## WHAT NEEDS TO BE DONE
Write the data below out again in full, exactly as shown.

## DATASET
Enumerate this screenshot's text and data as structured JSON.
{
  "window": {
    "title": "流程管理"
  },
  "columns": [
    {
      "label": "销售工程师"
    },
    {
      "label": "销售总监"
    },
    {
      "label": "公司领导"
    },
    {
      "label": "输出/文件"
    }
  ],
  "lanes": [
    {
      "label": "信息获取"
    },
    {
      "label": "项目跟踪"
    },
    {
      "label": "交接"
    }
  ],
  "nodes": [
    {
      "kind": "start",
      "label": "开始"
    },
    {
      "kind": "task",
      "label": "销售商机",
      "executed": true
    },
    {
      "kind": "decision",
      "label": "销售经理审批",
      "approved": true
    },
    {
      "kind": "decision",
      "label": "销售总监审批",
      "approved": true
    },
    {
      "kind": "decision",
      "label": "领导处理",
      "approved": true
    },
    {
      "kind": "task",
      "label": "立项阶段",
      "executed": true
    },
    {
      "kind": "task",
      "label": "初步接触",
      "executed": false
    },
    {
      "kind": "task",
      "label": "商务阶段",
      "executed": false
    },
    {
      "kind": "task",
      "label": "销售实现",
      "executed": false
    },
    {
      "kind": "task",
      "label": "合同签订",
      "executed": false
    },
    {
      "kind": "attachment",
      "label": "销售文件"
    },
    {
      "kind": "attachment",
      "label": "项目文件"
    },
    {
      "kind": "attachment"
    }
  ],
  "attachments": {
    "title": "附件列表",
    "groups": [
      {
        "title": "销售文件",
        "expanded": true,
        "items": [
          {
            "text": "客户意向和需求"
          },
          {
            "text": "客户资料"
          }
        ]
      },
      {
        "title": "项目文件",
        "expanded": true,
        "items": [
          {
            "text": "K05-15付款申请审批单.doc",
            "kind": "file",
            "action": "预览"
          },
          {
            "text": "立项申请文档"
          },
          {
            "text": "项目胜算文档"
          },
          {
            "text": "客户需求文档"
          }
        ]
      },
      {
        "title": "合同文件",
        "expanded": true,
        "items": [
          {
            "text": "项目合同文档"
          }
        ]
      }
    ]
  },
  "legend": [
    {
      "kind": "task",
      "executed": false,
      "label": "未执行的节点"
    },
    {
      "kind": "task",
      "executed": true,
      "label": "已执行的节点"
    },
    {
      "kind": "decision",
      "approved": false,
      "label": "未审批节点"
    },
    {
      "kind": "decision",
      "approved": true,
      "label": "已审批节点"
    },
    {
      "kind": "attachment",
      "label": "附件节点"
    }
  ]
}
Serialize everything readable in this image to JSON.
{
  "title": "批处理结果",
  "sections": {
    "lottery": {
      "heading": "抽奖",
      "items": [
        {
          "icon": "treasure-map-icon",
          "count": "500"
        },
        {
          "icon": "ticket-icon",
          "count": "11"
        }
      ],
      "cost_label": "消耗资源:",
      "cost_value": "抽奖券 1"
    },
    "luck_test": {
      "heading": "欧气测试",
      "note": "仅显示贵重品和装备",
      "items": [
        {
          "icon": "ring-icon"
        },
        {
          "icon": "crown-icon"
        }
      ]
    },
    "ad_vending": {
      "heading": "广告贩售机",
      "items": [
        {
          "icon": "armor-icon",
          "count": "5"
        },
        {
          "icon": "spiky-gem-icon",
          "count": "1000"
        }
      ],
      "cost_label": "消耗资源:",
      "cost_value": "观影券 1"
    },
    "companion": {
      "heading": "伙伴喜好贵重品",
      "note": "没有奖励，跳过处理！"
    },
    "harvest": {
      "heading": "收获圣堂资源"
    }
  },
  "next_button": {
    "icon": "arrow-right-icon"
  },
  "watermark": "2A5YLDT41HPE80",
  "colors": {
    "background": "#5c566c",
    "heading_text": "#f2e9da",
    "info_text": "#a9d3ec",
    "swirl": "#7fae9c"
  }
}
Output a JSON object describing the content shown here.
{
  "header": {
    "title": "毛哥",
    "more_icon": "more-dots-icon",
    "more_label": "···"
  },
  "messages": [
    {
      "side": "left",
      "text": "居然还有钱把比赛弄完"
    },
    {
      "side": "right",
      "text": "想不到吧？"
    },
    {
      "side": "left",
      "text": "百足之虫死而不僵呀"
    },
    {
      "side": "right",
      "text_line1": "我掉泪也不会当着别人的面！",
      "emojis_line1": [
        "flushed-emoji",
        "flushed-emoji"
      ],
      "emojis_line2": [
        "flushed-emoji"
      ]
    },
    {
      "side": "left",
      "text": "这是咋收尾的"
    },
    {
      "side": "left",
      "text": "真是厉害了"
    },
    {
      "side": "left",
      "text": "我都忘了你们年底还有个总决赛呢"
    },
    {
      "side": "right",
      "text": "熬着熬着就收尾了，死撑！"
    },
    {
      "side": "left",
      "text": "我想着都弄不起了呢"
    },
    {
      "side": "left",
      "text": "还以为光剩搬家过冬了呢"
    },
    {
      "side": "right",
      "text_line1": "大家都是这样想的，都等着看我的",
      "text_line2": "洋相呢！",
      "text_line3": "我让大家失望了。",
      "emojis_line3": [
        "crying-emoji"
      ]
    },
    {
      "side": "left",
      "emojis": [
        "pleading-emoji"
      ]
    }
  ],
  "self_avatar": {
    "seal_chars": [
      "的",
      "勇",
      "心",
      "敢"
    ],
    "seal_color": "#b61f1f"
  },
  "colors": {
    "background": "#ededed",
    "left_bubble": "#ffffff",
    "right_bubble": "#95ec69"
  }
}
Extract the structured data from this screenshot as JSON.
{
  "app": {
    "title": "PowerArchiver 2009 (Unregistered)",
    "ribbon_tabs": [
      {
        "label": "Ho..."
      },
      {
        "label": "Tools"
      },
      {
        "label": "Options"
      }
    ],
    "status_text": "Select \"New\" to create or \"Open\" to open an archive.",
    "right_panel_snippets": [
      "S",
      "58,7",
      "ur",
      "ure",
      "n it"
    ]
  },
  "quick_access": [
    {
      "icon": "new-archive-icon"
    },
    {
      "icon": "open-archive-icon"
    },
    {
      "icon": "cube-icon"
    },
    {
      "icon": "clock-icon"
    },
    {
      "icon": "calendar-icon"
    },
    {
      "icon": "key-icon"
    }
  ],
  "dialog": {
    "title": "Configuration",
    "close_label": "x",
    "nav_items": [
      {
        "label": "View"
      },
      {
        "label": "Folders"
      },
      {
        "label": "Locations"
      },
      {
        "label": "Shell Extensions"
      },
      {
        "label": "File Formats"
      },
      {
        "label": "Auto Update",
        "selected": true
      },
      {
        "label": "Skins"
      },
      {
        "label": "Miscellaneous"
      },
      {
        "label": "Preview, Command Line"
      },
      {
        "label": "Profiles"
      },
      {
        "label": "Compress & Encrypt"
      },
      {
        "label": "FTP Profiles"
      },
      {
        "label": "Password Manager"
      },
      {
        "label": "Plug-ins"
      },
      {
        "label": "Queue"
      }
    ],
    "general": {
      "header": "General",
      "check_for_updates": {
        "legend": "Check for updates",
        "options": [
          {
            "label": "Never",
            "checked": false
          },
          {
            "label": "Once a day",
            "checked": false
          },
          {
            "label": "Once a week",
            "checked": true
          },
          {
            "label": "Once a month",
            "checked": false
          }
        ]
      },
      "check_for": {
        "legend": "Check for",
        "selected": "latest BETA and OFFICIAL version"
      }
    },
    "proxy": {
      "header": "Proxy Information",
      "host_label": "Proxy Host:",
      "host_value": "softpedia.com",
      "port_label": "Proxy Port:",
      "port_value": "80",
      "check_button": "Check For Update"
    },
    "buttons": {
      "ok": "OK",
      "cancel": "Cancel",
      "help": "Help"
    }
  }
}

## YOUR RESPONSE
Enumerate this screenshot's text and data as structured JSON.
{
  "window": {
    "title": "流程管理"
  },
  "columns": [
    {
      "label": "销售工程师"
    },
    {
      "label": "销售总监"
    },
    {
      "label": "公司领导"
    },
    {
      "label": "输出/文件"
    }
  ],
  "lanes": [
    {
      "label": "信息获取"
    },
    {
      "label": "项目跟踪"
    },
    {
      "label": "交接"
    }
  ],
  "nodes": [
    {
      "kind": "start",
      "label": "开始"
    },
    {
      "kind": "task",
      "label": "销售商机",
      "executed": true
    },
    {
      "kind": "decision",
      "label": "销售经理审批",
      "approved": true
    },
    {
      "kind": "decision",
      "label": "销售总监审批",
      "approved": true
    },
    {
      "kind": "decision",
      "label": "领导处理",
      "approved": true
    },
    {
      "kind": "task",
      "label": "立项阶段",
      "executed": true
    },
    {
      "kind": "task",
      "label": "初步接触",
      "executed": false
    },
    {
      "kind": "task",
      "label": "商务阶段",
      "executed": false
    },
    {
      "kind": "task",
      "label": "销售实现",
      "executed": false
    },
    {
      "kind": "task",
      "label": "合同签订",
      "executed": false
    },
    {
      "kind": "attachment",
      "label": "销售文件"
    },
    {
      "kind": "attachment",
      "label": "项目文件"
    },
    {
      "kind": "attachment"
    }
  ],
  "attachments": {
    "title": "附件列表",
    "groups": [
      {
        "title": "销售文件",
        "expanded": true,
        "items": [
          {
            "text": "客户意向和需求"
          },
          {
            "text": "客户资料"
          }
        ]
      },
      {
        "title": "项目文件",
        "expanded": true,
        "items": [
          {
            "text": "K05-15付款申请审批单.doc",
            "kind": "file",
            "action": "预览"
          },
          {
            "text": "立项申请文档"
          },
          {
            "text": "项目胜算文档"
          },
          {
            "text": "客户需求文档"
          }
        ]
      },
      {
        "title": "合同文件",
        "expanded": true,
        "items": [
          {
            "text": "项目合同文档"
          }
        ]
      }
    ]
  },
  "legend": [
    {
      "kind": "task",
      "executed": false,
      "label": "未执行的节点"
    },
    {
      "kind": "task",
      "executed": true,
      "label": "已执行的节点"
    },
    {
      "kind": "decision",
      "approved": false,
      "label": "未审批节点"
    },
    {
      "kind": "decision",
      "approved": true,
      "label": "已审批节点"
    },
    {
      "kind": "attachment",
      "label": "附件节点"
    }
  ]
}
Serialize everything readable in this image to JSON.
{
  "title": "批处理结果",
  "sections": {
    "lottery": {
      "heading": "抽奖",
      "items": [
        {
          "icon": "treasure-map-icon",
          "count": "500"
        },
        {
          "icon": "ticket-icon",
          "count": "11"
        }
      ],
      "cost_label": "消耗资源:",
      "cost_value": "抽奖券 1"
    },
    "luck_test": {
      "heading": "欧气测试",
      "note": "仅显示贵重品和装备",
      "items": [
        {
          "icon": "ring-icon"
        },
        {
          "icon": "crown-icon"
        }
      ]
    },
    "ad_vending": {
      "heading": "广告贩售机",
      "items": [
        {
          "icon": "armor-icon",
          "count": "5"
        },
        {
          "icon": "spiky-gem-icon",
          "count": "1000"
        }
      ],
      "cost_label": "消耗资源:",
      "cost_value": "观影券 1"
    },
    "companion": {
      "heading": "伙伴喜好贵重品",
      "note": "没有奖励，跳过处理！"
    },
    "harvest": {
      "heading": "收获圣堂资源"
    }
  },
  "next_button": {
    "icon": "arrow-right-icon"
  },
  "watermark": "2A5YLDT41HPE80",
  "colors": {
    "background": "#5c566c",
    "heading_text": "#f2e9da",
    "info_text": "#a9d3ec",
    "swirl": "#7fae9c"
  }
}
Output a JSON object describing the content shown here.
{
  "header": {
    "title": "毛哥",
    "more_icon": "more-dots-icon",
    "more_label": "···"
  },
  "messages": [
    {
      "side": "left",
      "text": "居然还有钱把比赛弄完"
    },
    {
      "side": "right",
      "text": "想不到吧？"
    },
    {
      "side": "left",
      "text": "百足之虫死而不僵呀"
    },
    {
      "side": "right",
      "text_line1": "我掉泪也不会当着别人的面！",
      "emojis_line1": [
        "flushed-emoji",
        "flushed-emoji"
      ],
      "emojis_line2": [
        "flushed-emoji"
      ]
    },
    {
      "side": "left",
      "text": "这是咋收尾的"
    },
    {
      "side": "left",
      "text": "真是厉害了"
    },
    {
      "side": "left",
      "text": "我都忘了你们年底还有个总决赛呢"
    },
    {
      "side": "right",
      "text": "熬着熬着就收尾了，死撑！"
    },
    {
      "side": "left",
      "text": "我想着都弄不起了呢"
    },
    {
      "side": "left",
      "text": "还以为光剩搬家过冬了呢"
    },
    {
      "side": "right",
      "text_line1": "大家都是这样想的，都等着看我的",
      "text_line2": "洋相呢！",
      "text_line3": "我让大家失望了。",
      "emojis_line3": [
        "crying-emoji"
      ]
    },
    {
      "side": "left",
      "emojis": [
        "pleading-emoji"
      ]
    }
  ],
  "self_avatar": {
    "seal_chars": [
      "的",
      "勇",
      "心",
      "敢"
    ],
    "seal_color": "#b61f1f"
  },
  "colors": {
    "background": "#ededed",
    "left_bubble": "#ffffff",
    "right_bubble": "#95ec69"
  }
}
Extract the structured data from this screenshot as JSON.
{
  "app": {
    "title": "PowerArchiver 2009 (Unregistered)",
    "ribbon_tabs": [
      {
        "label": "Ho..."
      },
      {
        "label": "Tools"
      },
      {
        "label": "Options"
      }
    ],
    "status_text": "Select \"New\" to create or \"Open\" to open an archive.",
    "right_panel_snippets": [
      "S",
      "58,7",
      "ur",
      "ure",
      "n it"
    ]
  },
  "quick_access": [
    {
      "icon": "new-archive-icon"
    },
    {
      "icon": "open-archive-icon"
    },
    {
      "icon": "cube-icon"
    },
    {
      "icon": "clock-icon"
    },
    {
      "icon": "calendar-icon"
    },
    {
      "icon": "key-icon"
    }
  ],
  "dialog": {
    "title": "Configuration",
    "close_label": "x",
    "nav_items": [
      {
        "label": "View"
      },
      {
        "label": "Folders"
      },
      {
        "label": "Locations"
      },
      {
        "label": "Shell Extensions"
      },
      {
        "label": "File Formats"
      },
      {
        "label": "Auto Update",
        "selected": true
      },
      {
        "label": "Skins"
      },
      {
        "label": "Miscellaneous"
      },
      {
        "label": "Preview, Command Line"
      },
      {
        "label": "Profiles"
      },
      {
        "label": "Compress & Encrypt"
      },
      {
        "label": "FTP Profiles"
      },
      {
        "label": "Password Manager"
      },
      {
        "label": "Plug-ins"
      },
      {
        "label": "Queue"
      }
    ],
    "general": {
      "header": "General",
      "check_for_updates": {
        "legend": "Check for updates",
        "options": [
          {
            "label": "Never",
            "checked": false
          },
          {
            "label": "Once a day",
            "checked": false
          },
          {
            "label": "Once a week",
            "checked": true
          },
          {
            "label": "Once a month",
            "checked": false
          }
        ]
      },
      "check_for": {
        "legend": "Check for",
        "selected": "latest BETA and OFFICIAL version"
      }
    },
    "proxy": {
      "header": "Proxy Information",
      "host_label": "Proxy Host:",
      "host_value": "softpedia.com",
      "port_label": "Proxy Port:",
      "port_value": "80",
      "check_button": "Check For Update"
    },
    "buttons": {
      "ok": "OK",
      "cancel": "Cancel",
      "help": "Help"
    }
  }
}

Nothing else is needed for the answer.